Morgan Stanley
  • Thoughts on the Market Podcast
  • Apr 26, 2024

Can Technology Help Us Live Longer & Better?

Transcript

Welcome to Thoughts on the Market. I’m Ed Stanley, Morgan Stanley’s Head of Thematic Research in London. Along with my colleagues bringing you a variety of perspectives, today I’ll discuss the promise of technology that might help us live longer and better lives.  

It’s Friday, the 26th of April, at 2pm in London.

You may have heard me discuss Moonshots and Earthshots on this podcast before. Moonshots are ambitious solutions to seemingly insurmountable problems using disruptive technology, predominantly software; while Earthshots, by contrast, are radical planet-focused technologies to accelerate decarbonization and mitigate global warming, predominantly hardware challenges.

But today I want to address a third group of revolutionary solutions that I call Longshots. These are the most promising Longevity technologies. And in terms of the three big secular themes that Morgan Stanley is focused on – which are Decarbonization, Tech Diffusion, and Longevity – Longshots straddle the latter two. 

Unlike software-based Moonshots or hardware-based Earthshots, these Longshots face some of the greatest challenges of all. First, we know remarkably little about the process of ageing. Second, these are both hardware and software problems. And third, the regulatory hurdles are far more stringent in healthcare, when compared to most other emerging technology fields.      

We believe the success of Longshots depends on a deep understanding of Longevity. And loosely speaking, you can think of that as a question of whether someone's phenotype can outweigh their genotype. In other words, can their lifestyle, choices, environment trump the genetics that are written into their DNA.

Modern medicine, by focusing almost exclusively on treating disease rather than preventing it, has succeeded in keeping us alive for longer – but also sicker for longer. Preventing disease increases our health spans and reduces morbidity, and its associated costs.

So, in this regard, can we learn anything from the centenarians - the people who live to a hundred and beyond? They number around 30 people in every 100,000 of the population. And many of them live healthy lives well into their eighties. And what makes them so rare is they are statistically better at avoiding what the medical industry calls the Four Horsemen: coronary disease, diabetes, cancer and Alzheimer’s. So, can Longshots help to replicate that successful healthy ageing story for a larger slice of the population?

We look to technology for ways to delay the onset of these chronic diseases by 10 to 30 years, giving healthy life extension for all. That’s not an outlandish goal in theory; but in practice we need a new approach to medical research. And we will be watching how the ten key Longshots we have identified play into this.
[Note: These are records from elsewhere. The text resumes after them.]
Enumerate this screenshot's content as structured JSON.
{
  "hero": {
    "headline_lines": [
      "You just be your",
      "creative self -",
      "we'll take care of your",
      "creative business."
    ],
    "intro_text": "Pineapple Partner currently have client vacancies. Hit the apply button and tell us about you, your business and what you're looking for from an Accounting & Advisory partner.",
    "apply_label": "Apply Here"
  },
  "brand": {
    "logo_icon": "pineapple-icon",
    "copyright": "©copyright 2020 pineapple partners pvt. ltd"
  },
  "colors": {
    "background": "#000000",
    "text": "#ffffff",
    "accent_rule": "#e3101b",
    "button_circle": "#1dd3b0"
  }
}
Two of these Longshots are already familiar to our listeners: Diabesity medication and Smart Chemotherapy treatments, with a combined addressable market – according to our analysts – of a quarter of a trillion dollars. The other eight Longshots include AI-enabled drug discovery, machine vision embryo selection dramatically increasing the odds of fertility via IVF, bioprinting of organs, brain-computer Interfaces, CRISPR, DNA synthesis, robotics and psychedelics. 

In assessing the maturity and investibility of these ten Longshots, we find that obesity medication, smart chemo, and AI-assisted drug discovery are better understood by the market and look more investible. Many of the others are seeing material outcome- and cost-improvements but they remain earlier-stage, more speculative, particularly for public market investors.

In contrast to Moonshots and Earthshots, where venture investors make up the lion's share of most of the early-stage capital, Longshots have substantially higher exposure to government agencies that make investments in early-stage healthcare projects. Governments are making hundreds of bets on Longshots in searches for solutions to reduce overall healthcare spending – or at the very least get a better return on that investment – which in 2023 amounted to $4.5 trillion in the US, and a whopping $10 trillion globally.

Clearly, the stakes are very high, and the market opportunity is vast, particularly as AI technologies advance in tandem. And so, we’ll keep you updated on the promise of these Longshots. 

Thanks for listening. If you enjoy the show, please leave a review and share Thoughts on the Market with a friend or a colleague today.

Our Head of Europe Thematic Research discusses revolutionary “Longshot” technologies that can potentially alter the course of human aging, and which of them look most investible to the market.